[Exercise data Boundary: Start]

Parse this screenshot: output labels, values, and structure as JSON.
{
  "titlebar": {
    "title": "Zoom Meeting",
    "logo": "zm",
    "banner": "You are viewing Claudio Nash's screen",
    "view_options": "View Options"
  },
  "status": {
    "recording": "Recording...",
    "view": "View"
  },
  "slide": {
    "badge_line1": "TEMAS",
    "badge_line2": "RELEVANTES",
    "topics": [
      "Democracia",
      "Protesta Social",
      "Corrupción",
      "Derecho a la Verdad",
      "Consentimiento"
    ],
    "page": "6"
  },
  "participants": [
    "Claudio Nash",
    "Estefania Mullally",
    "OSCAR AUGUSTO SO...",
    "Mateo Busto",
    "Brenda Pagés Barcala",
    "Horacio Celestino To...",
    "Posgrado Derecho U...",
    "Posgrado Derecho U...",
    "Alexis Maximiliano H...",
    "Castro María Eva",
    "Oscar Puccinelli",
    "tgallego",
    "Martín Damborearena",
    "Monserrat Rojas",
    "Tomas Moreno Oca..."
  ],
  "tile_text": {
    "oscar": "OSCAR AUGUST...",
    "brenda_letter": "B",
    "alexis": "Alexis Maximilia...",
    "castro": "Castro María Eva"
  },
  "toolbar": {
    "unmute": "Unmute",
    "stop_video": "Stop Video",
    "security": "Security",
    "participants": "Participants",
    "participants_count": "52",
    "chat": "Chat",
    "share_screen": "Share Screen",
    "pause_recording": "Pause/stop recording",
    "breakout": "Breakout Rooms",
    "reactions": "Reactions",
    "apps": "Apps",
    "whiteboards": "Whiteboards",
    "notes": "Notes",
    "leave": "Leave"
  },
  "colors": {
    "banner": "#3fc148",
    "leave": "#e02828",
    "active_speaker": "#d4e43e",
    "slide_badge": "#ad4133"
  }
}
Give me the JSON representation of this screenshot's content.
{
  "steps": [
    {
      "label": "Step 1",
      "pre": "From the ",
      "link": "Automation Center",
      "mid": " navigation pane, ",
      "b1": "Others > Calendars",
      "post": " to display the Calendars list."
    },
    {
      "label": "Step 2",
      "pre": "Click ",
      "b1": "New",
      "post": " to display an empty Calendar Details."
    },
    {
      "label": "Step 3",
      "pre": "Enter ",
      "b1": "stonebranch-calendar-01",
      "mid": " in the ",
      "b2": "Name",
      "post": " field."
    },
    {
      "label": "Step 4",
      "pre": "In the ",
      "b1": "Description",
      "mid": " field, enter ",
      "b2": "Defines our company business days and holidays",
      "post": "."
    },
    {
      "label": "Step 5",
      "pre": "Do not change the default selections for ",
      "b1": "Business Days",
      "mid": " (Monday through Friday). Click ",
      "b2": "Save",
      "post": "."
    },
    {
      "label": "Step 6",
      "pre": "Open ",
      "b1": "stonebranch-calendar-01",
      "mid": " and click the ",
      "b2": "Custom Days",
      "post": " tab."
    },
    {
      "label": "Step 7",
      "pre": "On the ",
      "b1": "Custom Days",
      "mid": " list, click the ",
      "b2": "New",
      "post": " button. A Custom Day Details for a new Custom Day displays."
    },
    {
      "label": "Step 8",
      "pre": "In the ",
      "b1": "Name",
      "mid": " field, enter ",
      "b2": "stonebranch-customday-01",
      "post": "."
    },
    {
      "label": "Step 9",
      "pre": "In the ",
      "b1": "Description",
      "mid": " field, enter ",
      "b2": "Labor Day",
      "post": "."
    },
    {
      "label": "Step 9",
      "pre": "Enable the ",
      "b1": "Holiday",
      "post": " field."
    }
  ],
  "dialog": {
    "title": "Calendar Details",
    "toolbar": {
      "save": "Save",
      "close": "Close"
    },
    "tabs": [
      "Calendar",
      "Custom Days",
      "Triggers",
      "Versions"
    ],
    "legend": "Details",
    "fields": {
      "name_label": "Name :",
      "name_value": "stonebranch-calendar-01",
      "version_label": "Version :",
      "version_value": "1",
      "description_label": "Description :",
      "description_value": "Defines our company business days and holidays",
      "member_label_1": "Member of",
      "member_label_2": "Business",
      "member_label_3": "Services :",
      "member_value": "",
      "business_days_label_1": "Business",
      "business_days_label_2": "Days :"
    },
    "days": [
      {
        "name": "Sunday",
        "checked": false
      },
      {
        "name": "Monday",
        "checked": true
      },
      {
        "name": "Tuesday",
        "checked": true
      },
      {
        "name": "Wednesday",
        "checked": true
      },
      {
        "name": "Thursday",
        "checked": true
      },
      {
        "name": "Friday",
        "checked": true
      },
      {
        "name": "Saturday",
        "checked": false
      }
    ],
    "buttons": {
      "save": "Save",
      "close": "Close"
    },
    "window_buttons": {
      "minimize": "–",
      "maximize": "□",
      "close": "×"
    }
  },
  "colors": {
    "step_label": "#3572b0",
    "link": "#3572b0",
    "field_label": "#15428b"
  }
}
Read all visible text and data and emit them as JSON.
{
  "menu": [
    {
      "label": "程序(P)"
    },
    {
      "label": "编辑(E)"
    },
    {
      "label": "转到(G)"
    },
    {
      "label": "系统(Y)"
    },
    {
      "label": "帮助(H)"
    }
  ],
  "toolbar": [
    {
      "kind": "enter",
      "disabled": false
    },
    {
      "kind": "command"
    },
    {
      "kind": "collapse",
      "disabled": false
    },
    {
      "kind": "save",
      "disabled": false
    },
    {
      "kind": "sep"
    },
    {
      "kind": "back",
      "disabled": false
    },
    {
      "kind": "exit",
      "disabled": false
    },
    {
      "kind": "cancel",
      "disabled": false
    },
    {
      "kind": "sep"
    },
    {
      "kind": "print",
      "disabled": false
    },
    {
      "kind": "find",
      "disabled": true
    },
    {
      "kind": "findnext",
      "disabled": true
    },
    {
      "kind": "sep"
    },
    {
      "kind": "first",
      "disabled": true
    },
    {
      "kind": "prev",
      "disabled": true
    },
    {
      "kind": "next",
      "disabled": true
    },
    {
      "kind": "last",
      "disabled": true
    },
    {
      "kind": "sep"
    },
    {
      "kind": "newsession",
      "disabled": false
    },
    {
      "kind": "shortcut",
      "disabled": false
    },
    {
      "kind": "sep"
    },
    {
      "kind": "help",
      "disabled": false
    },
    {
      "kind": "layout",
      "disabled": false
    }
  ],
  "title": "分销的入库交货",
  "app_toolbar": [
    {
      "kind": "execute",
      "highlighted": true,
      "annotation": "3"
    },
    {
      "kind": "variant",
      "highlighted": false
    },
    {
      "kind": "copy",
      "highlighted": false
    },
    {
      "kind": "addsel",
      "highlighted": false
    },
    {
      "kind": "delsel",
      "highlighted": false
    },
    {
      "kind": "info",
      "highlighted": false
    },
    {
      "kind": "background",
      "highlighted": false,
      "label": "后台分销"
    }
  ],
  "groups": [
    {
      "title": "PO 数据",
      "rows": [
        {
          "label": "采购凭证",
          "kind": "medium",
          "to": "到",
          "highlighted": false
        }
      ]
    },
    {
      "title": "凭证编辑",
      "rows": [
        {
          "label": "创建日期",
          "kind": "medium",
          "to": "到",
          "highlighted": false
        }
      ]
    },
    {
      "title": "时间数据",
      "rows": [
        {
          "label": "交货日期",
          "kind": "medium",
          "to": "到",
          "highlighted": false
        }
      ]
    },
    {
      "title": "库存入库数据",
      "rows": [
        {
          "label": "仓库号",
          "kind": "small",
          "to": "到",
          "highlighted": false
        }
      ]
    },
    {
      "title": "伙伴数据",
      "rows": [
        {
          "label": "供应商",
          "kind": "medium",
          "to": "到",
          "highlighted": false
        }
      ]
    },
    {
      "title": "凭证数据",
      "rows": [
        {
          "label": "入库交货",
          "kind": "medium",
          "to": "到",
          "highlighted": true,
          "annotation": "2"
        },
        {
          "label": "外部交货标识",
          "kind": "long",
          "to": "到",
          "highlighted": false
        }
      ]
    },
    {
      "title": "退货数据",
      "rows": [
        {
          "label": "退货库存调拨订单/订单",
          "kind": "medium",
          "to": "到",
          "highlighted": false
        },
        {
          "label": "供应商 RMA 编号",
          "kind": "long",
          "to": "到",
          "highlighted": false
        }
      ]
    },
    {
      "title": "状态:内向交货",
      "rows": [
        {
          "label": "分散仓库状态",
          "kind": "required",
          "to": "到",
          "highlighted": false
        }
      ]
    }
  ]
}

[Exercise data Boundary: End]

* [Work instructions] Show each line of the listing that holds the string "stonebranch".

* [Output for this task]
      "b1": "stonebranch-calendar-01",
      "b1": "stonebranch-calendar-01",
      "b2": "stonebranch-customday-01",
      "name_value": "stonebranch-calendar-01",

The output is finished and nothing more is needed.